The ABA’s House of Delegates still must vote to codify the dropped requirement, but the body vetoed a similar rule change in 2018, George Washington University Hatchet newspaper reported.

Black America, for the most part, seemed to celebrate the demise of the LSATs.

Many called out the discriminatory element of the LSATs.

“There’s a reason why this profession is 80% white. LSAT prep courses are $1,000. The test costs $200. The bar exam is around $1,000, and Bar prep courses can cost up to $4,000. It’s recommended that students don’t work while they study for either exam. Who does this hurt/help?” asked mel in a tweet.

“The LAST just like the GRE, GMAT, etc are just a waste of money and obstacles for students. They don’t determine if you will succeed in your degree or not. Just $ grab for corporations,” Jeanette Boston tweeted.

Others noted the bias built into standardized tests.

“I’ve been studying for the lsat with private tutors, books, classes etc and my score hasn’t really budged. Standardized tests are the worst for those that don’t test well even if they try,” tweeted a leo through and through.

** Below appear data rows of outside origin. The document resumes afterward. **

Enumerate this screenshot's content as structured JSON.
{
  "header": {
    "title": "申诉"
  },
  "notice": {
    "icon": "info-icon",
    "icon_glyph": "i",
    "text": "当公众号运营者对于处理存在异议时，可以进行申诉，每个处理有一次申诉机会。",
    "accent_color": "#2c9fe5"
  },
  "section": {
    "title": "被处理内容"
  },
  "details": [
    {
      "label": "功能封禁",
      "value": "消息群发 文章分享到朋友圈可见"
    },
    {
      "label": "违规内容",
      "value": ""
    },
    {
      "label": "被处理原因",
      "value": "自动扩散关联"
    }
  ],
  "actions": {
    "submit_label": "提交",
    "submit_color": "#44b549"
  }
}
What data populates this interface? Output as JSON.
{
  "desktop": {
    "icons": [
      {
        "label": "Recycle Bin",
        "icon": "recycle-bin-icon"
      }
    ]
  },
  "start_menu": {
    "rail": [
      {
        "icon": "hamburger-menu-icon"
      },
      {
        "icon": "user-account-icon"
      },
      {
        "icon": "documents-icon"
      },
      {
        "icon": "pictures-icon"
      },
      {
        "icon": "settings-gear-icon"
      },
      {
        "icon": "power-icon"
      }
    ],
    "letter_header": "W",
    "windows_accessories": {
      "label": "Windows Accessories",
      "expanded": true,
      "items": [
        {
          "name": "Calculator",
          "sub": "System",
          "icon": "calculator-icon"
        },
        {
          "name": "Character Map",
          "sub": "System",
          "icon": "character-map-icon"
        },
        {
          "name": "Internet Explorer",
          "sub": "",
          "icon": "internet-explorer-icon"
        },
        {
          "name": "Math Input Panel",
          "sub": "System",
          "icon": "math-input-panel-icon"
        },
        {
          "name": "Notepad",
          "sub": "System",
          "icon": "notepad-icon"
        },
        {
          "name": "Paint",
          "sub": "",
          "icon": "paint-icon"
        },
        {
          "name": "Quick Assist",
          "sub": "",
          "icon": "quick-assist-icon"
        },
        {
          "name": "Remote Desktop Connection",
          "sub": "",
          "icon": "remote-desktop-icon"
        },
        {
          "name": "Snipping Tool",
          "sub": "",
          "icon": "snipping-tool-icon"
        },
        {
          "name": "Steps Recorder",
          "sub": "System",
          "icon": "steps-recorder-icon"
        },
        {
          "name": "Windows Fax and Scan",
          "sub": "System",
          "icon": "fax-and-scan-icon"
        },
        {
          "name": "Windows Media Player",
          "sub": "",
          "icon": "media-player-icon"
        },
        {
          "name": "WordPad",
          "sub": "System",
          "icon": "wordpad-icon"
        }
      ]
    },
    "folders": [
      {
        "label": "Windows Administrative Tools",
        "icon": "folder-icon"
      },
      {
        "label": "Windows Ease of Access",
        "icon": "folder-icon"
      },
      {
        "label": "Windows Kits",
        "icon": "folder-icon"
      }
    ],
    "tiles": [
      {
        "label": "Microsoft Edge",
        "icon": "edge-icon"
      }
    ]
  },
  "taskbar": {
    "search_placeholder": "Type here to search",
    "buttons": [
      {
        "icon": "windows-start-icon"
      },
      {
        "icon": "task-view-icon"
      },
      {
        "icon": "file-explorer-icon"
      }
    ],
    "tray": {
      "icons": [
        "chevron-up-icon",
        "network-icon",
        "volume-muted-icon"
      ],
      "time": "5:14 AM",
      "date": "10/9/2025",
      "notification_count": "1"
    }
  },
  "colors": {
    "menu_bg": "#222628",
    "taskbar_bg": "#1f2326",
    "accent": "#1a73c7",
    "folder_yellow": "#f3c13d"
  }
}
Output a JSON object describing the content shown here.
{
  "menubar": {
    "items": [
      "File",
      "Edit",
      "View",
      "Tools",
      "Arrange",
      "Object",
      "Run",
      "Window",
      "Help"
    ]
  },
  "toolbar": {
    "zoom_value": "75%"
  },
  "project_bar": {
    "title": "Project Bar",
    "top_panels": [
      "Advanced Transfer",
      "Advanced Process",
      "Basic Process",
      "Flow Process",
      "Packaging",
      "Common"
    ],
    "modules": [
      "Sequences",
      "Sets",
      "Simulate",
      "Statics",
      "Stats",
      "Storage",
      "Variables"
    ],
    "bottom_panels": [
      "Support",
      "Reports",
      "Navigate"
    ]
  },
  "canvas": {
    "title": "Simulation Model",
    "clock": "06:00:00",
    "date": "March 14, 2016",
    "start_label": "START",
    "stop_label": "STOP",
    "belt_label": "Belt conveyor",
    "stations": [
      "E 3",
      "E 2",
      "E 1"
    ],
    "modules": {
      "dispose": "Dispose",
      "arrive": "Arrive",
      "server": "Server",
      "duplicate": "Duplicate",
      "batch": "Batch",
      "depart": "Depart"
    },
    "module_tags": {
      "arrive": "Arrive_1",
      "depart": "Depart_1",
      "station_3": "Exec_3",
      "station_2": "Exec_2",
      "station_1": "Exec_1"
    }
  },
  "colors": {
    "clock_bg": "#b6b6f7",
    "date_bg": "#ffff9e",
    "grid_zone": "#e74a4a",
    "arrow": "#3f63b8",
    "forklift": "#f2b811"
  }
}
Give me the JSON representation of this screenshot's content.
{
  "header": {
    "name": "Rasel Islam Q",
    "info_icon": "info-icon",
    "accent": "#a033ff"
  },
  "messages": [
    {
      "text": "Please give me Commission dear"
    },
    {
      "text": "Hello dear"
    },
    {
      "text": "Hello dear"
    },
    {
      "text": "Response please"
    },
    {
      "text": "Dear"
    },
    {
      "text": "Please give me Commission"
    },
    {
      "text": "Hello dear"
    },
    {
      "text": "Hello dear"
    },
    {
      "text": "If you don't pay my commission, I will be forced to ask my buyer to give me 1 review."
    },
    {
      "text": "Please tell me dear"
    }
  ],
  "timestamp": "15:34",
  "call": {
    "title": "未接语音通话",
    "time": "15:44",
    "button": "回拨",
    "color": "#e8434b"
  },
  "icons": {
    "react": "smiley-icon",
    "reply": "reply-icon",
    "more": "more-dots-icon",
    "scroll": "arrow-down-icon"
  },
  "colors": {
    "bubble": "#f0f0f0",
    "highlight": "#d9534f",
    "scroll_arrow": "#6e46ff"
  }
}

Yet others called out Back people using the cost as an issue.

“Let’s stop the excuses. If it’s important to you, you find the 1,000. Why we have to always use this trope of the poor Black people to make our point. You know plenty of Black people who are in college and can have the 1,000, but May choose to spend it elsewhere,” noted Farid X.

Many on Twitter pointed out the history of the LSAT and the use of the test as an obstacle for women and Black law school applicants.

“Love to see it. The LSAT was put in place once black people started pursing legal careers. Nearly half of black law school applicants are not admitted to a single law school. Black Lawyers make up less than 5% of the legal population,” Paric C. tweeted.

Student taking a test (Pexels, Andy Barbour)